For many parents, sending a child off to school for the first time can be difficult. Having a child with special needs makes it even more difficult. But Pocatello School District 25 has a special program to help those children get an early start on their education.
Dothan Eagle (AL)
Alabama has been tweaking its high school diploma options, recently beefing up its academic endorsement and adding a new credit-based diploma endorsement to help students who struggle with the state exit exam to graduate on time.
Cochrane Times (Canada)
Attention deficit hyperactivity disorder (ADHD) can be difficult for parents to manage with their children, especially if they don't have anyone to turn to. So the town of Cochrane is organizing a program with the hopes of connecting families with ADHD children, so that they can share their experiences of coping with the disorder.
The Globe and Mail (Canada)
In this special report on private schools, the newspaper looks at private schools that offer intensive programs for children with learning disabilities.
Northwest Austin Community Impact Newspaper (TX)
Dyslexia is a language-based disorder that causes difficulty with reading, writing, and spelling, and the staff at Scottish Rite Learning Center is dedicated to raising awareness of the disorder to help children and their families cope with it.
Seattle Times (WA)
A parenting columnist answers a parent's question about her son repeating eighth grade: Allow him to choose to attend a different school. In addition to supporting his decision, have him tested for a learning disability. It's a possibility that might help you and him understand his frustrations with schoolwork.

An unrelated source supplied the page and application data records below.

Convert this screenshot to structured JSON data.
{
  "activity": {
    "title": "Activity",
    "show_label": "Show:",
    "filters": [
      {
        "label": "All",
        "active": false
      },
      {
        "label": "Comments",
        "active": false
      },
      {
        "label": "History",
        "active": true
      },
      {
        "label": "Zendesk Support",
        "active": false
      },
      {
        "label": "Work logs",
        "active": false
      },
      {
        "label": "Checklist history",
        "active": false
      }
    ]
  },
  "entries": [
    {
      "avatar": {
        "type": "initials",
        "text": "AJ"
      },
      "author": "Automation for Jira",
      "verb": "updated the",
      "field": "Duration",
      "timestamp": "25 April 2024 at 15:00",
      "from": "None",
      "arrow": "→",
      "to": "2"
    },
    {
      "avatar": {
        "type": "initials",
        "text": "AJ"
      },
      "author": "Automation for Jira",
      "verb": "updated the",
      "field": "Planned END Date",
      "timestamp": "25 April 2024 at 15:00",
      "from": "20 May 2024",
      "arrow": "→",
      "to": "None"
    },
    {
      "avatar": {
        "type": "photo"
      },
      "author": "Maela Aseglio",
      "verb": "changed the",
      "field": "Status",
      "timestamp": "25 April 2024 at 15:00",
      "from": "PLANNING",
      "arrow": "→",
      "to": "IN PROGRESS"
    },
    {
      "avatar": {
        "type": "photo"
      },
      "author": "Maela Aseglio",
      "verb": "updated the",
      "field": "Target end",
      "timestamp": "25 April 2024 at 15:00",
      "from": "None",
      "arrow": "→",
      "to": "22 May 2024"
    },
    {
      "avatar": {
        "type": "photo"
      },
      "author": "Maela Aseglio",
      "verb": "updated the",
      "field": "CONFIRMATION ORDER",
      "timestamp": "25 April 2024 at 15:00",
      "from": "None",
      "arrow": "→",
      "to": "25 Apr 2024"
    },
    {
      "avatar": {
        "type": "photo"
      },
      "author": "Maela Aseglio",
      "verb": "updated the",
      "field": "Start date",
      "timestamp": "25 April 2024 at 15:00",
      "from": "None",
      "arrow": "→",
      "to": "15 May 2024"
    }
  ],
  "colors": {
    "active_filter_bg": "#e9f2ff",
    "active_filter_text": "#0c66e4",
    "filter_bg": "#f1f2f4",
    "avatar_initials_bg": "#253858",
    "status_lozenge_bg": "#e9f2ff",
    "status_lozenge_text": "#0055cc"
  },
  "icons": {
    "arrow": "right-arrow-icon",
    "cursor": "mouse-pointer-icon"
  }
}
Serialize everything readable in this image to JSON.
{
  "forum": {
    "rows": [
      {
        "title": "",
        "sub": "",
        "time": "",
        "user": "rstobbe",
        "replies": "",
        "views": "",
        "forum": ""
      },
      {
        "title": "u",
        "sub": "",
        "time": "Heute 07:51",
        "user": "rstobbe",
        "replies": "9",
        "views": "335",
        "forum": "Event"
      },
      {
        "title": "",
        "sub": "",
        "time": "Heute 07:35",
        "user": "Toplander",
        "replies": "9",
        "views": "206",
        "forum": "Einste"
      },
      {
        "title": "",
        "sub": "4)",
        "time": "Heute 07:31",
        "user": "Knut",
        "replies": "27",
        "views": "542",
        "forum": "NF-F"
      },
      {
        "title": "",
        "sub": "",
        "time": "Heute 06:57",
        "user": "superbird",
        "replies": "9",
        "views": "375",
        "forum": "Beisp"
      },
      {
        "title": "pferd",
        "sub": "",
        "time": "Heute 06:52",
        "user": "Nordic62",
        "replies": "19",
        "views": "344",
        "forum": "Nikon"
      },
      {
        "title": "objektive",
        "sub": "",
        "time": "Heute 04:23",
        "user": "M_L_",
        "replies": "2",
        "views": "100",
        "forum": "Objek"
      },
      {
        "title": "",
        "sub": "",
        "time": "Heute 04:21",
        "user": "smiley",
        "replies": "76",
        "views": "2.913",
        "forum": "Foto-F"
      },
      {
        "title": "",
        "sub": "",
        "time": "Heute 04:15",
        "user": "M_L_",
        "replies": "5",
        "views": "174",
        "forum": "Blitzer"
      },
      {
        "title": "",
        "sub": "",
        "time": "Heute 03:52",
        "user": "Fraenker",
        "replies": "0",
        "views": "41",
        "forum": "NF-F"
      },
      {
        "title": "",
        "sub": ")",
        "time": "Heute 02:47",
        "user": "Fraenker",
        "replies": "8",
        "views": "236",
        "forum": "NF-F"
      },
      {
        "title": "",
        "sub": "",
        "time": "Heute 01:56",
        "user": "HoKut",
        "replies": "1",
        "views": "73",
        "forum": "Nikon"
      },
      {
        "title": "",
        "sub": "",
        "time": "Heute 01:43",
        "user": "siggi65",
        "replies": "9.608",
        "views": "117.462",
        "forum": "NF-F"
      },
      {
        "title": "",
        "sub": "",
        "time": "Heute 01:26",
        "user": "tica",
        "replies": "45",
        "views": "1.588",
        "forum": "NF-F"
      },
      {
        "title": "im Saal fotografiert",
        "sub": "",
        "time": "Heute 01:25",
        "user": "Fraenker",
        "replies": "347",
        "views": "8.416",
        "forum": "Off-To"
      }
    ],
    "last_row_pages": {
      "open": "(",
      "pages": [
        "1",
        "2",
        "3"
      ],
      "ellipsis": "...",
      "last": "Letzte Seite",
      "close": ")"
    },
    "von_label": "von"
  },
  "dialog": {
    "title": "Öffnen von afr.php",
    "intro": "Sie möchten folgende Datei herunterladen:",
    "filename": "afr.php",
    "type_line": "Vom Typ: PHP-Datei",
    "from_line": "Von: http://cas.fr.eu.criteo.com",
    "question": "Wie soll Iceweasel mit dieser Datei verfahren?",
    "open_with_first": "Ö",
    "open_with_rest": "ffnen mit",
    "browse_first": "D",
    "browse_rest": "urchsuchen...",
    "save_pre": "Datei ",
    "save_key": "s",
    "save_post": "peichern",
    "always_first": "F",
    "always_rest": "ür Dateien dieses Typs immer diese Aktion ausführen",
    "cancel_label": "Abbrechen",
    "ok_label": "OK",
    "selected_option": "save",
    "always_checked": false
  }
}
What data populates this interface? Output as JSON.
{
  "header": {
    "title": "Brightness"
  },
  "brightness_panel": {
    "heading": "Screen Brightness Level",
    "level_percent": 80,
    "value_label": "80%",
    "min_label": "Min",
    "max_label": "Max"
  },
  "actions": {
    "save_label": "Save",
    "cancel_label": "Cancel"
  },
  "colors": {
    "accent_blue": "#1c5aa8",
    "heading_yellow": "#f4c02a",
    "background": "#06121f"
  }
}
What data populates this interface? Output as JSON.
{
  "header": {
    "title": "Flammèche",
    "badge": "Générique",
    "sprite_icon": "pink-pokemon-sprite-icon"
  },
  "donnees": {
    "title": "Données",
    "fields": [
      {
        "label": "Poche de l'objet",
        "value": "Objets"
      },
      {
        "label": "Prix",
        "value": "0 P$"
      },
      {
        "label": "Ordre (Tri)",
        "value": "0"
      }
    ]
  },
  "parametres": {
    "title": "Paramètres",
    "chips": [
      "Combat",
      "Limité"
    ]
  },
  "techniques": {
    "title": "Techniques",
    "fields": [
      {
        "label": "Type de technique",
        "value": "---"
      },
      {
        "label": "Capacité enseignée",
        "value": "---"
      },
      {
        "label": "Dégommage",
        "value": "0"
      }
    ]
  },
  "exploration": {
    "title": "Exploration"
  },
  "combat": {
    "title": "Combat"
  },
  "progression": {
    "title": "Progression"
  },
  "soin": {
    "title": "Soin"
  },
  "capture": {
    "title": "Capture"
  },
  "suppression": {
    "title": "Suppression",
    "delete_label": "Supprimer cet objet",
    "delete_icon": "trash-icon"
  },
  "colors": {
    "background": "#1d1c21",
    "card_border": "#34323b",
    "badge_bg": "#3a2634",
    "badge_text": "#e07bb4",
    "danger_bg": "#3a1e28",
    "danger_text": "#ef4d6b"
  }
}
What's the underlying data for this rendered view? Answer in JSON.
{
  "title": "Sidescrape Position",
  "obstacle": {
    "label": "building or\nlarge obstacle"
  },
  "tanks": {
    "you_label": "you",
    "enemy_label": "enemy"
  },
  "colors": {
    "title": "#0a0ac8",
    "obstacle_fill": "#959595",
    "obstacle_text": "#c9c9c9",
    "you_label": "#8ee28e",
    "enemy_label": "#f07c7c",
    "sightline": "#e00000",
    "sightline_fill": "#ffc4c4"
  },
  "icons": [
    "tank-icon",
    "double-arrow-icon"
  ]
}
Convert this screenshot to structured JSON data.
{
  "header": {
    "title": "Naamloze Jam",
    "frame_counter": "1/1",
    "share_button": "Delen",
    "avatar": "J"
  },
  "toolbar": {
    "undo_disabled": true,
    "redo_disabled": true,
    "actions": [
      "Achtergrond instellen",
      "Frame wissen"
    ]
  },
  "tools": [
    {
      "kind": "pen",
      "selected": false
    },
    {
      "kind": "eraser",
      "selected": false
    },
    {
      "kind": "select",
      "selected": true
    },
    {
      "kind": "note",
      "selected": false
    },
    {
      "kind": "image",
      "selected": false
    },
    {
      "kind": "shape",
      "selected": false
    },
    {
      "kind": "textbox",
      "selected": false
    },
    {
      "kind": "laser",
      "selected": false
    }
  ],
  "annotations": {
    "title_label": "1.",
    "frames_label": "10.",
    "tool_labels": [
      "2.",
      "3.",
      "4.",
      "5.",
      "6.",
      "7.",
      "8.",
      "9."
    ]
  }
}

Evening Herald (Ireland)
Emma Matthews is a program manager with the Career Path for Dyslexia course run by the Dyslexia Association of Ireland. "Dyslexia is an isolating experience … I never lost my confidence, yet so many people with dyslexia do. Yet with the right support anything is possible. After all, I'm a teacher now," she says.